In a Boney M-esque set-up, a young woman is gleefully objectifying a Tamil Brahmin man’s grade point average and attractive body. The object of desire isn’t Munni or Sheila, for a change, but Subbu. The ironic takedown by Sofia Ashraf is intended for the liberated female audience targetted by Blush, one of over 75 YouTube channels run by Culture Machine.
Culture Machine’s brands consistently rake in views in the millions. While the company name may not be instantly familiar, its channels, such as Being Indian, Blush and Put Chutney, are part of every insistent Indian YouTuber’s search engines.
The company was founded by Sameer Pitalwalla and Venkat Prasad. Having formerly worked with Disney and YouTube respectively, Pitalwalla and Prasad are gunning for Culture Machine to be India’s digital media powerhouse. Their strategy is to create engaging digital channels that cater to many subcultures at once. “We want to be the company that creates great media brands across cultural cohorts be it Tamilians, Telugus, female or male, and use YouTube, Snapchat, Twitter as the places where these brands can be built and consumed,” Pitalwalla explained.
Culture Machine aims to be for digital media what a Dish TV is for televised entertainment. Take, for instance, Being Indian, Culture Machine’s most popular channel. Being Indian has content that’s topical and sometimes borderline silly and about a million subscribers. Put Chutney and Viva cater to a Tamil and Telugu audience respectively. While Blush is a channel for the modern Indian woman, Epified chronicles Indian history for enthusiasts.
Culture Machine operates out of a hipster coffee shop-meets-open office space in Mumbai with a team of over 250 employees. Debunking the idea that creative YouTube videos come from small-time filmmakers, the company’s technological, creative, legal and marketing teams join hands to push content with remarkable regularity, Pitalwalla said, “There are three layers to our work – content which we fully own, content which we co-own and content which we don’t own,” he said. “We merely handle the marketing and distribution for the content we don’t own. The content we co-own, is where the creator and we produce and work together. And content which we fully own, is where which in-house talent and resources comes together at every step of the creation.”
What prompts Culture Machine to partner with a creator? “A clear and distinct voice,” Pitalwalla said. “Does the brand have enough of a gravitas for it to be able to branch out into other platforms? Is it the kind of programming advertisers would like to partner with in the future? Those are the sort of filters we use – content, market and monetisation – on the basis of which we make a decision. The last thing is its dependence on faces. While talent does fundamentally matter to the content business, we want to build media brands which do not necessarily depend on one or two key names.”

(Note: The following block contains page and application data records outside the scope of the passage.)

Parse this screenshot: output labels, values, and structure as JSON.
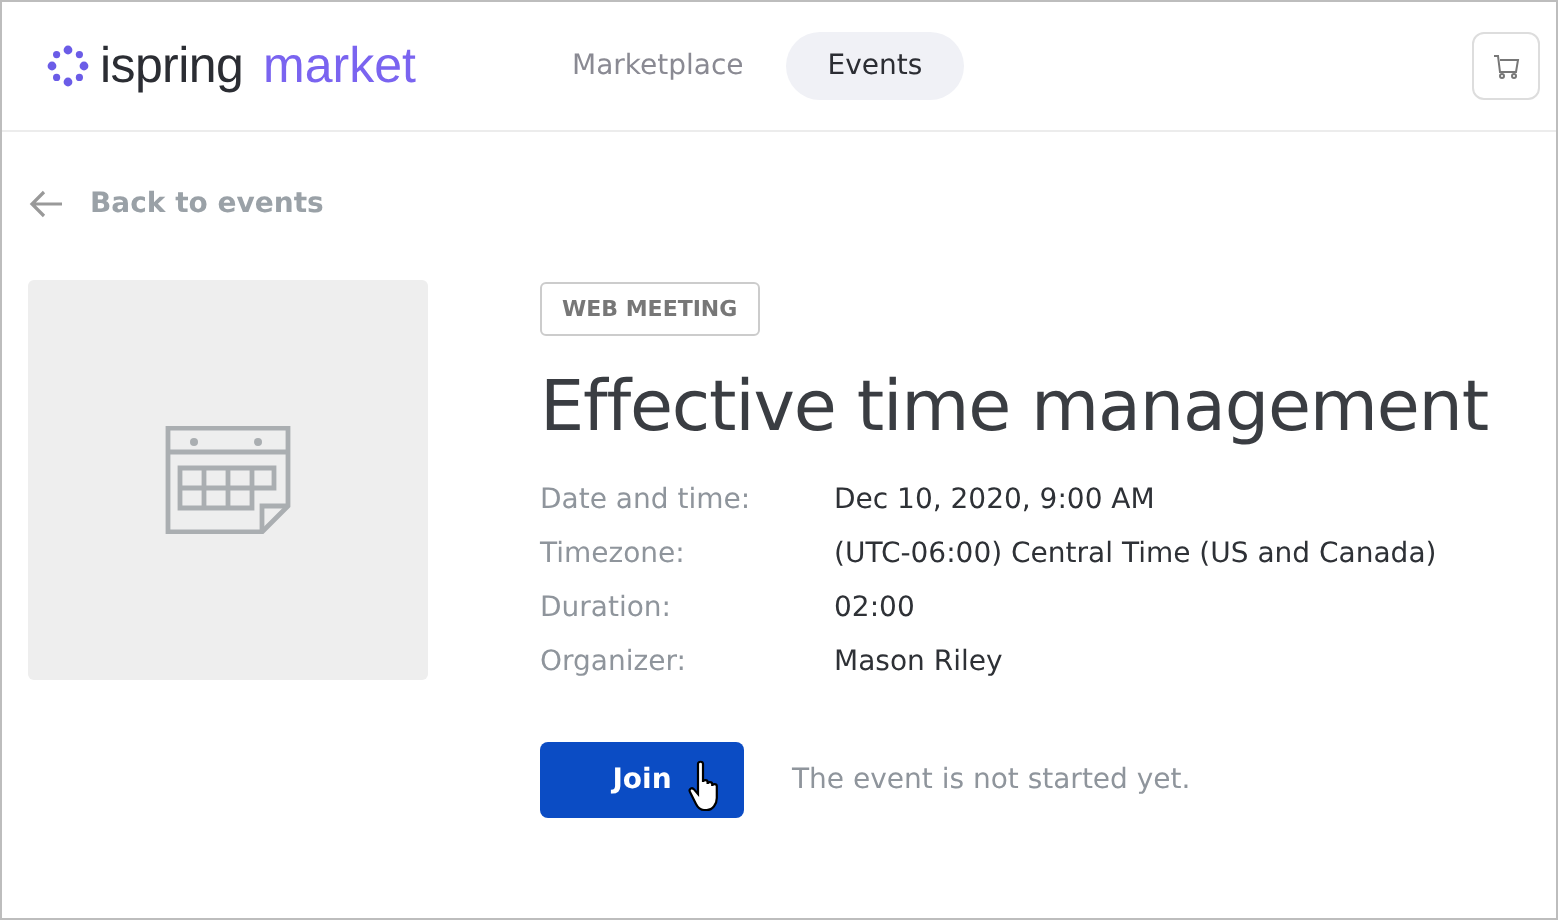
{
  "header": {
    "logo": {
      "brand": "ispring",
      "product": "market"
    },
    "tabs": [
      {
        "label": "Marketplace",
        "selected": false
      },
      {
        "label": "Events",
        "selected": true
      }
    ]
  },
  "back_link": "Back to events",
  "event": {
    "badge": "WEB MEETING",
    "title": "Effective time management",
    "details": [
      {
        "label": "Date and time:",
        "value": "Dec 10, 2020, 9:00 AM"
      },
      {
        "label": "Timezone:",
        "value": "(UTC-06:00) Central Time (US and Canada)"
      },
      {
        "label": "Duration:",
        "value": "02:00"
      },
      {
        "label": "Organizer:",
        "value": "Mason Riley"
      }
    ],
    "join_button": "Join",
    "status": "The event is not started yet."
  }
}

This clear demarcation does not always offer the fledgling Culture Machine a clean cut. A recent article in the Mint newspaper criticised the multiple channel network that it described Culture Machine to be. Karan Talwar, a member of the popular comedy group SNG Comedy, a brand formerly produced by Culture Machine, lambasted the company’s model and accused it of ripping off artists and being a “conveyer belt”.

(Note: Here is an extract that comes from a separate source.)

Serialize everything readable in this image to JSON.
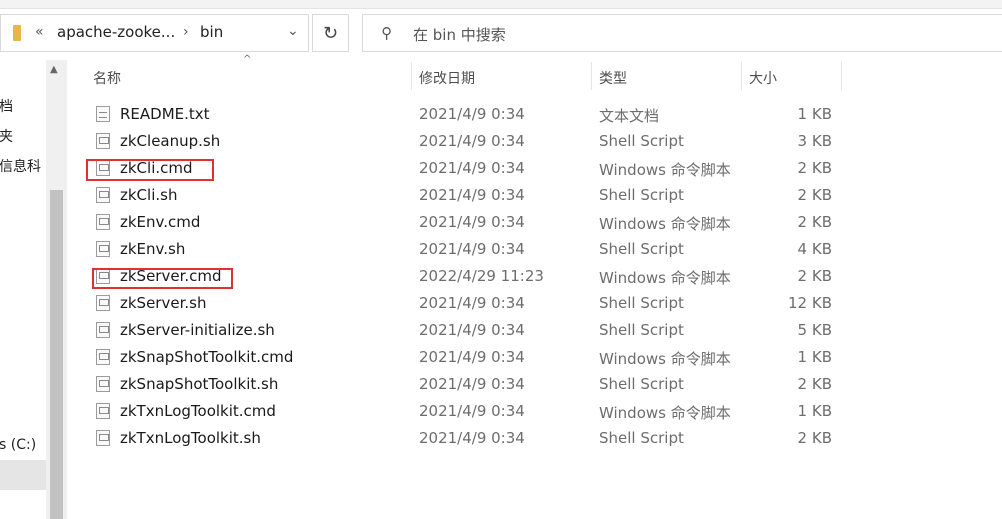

“We have originated on YouTube but that doesn’t make us a MCN,” Prasad countered. “Just because Wipro originated as a vegetable oil company doesn’t mean it’s that anymore; it’s a legitimate software powerhouse. MCN is an aggregation and talent management business. We’re building media brands, monetisation partnerships. More like a Star Plus and News Corp.”
As for the existing competition in the digital ecosystem, Pitalwalla is more than specific of what Culture Machine is all about. “The focus has been on us building our own media brands,” Pitalwalla explained. “That is not something you can achieve with generic brands which can appear and disappear depending on seasons, since a lot of these folks get busy with live shows and shoots and that isn’t necessarily conducive to building consistent content. We build media brands and we’re not a talent company. We’re not the middleman.”
Content at Culture Machine is regularly churned out with mechanisms that obsessively track viewership patterns. “The Culture Machine technology has three verticals – one is the video analytics platform, which helps us by improving the odds of success,” Prasad said. “The second technology, what we call video machine, helps us by creating smaller scale videos on topical issues so the engagement can remain consistent. These videos are not 100% high quality like the ones we shoot, but are good enough for a platform like a Facebook or YouTube, where they manage to secure 2 to 3 million views. The third technology is business machine, which calculates and curates all the payouts, the syndication, the contract per channel, claims, rights management, the library.”
Pitalwalla and Prasad are all business when talking about the IP-based consumption model of the internet. “When the Doordarshan to cable shift happened, the MTVs and the CNNs were the startups,” Prasad explained. “Today they’re media powerhouses. Similarly, we’re in the initial stage of the IP based consumption model, and in that digital world we want to be the largest media company.”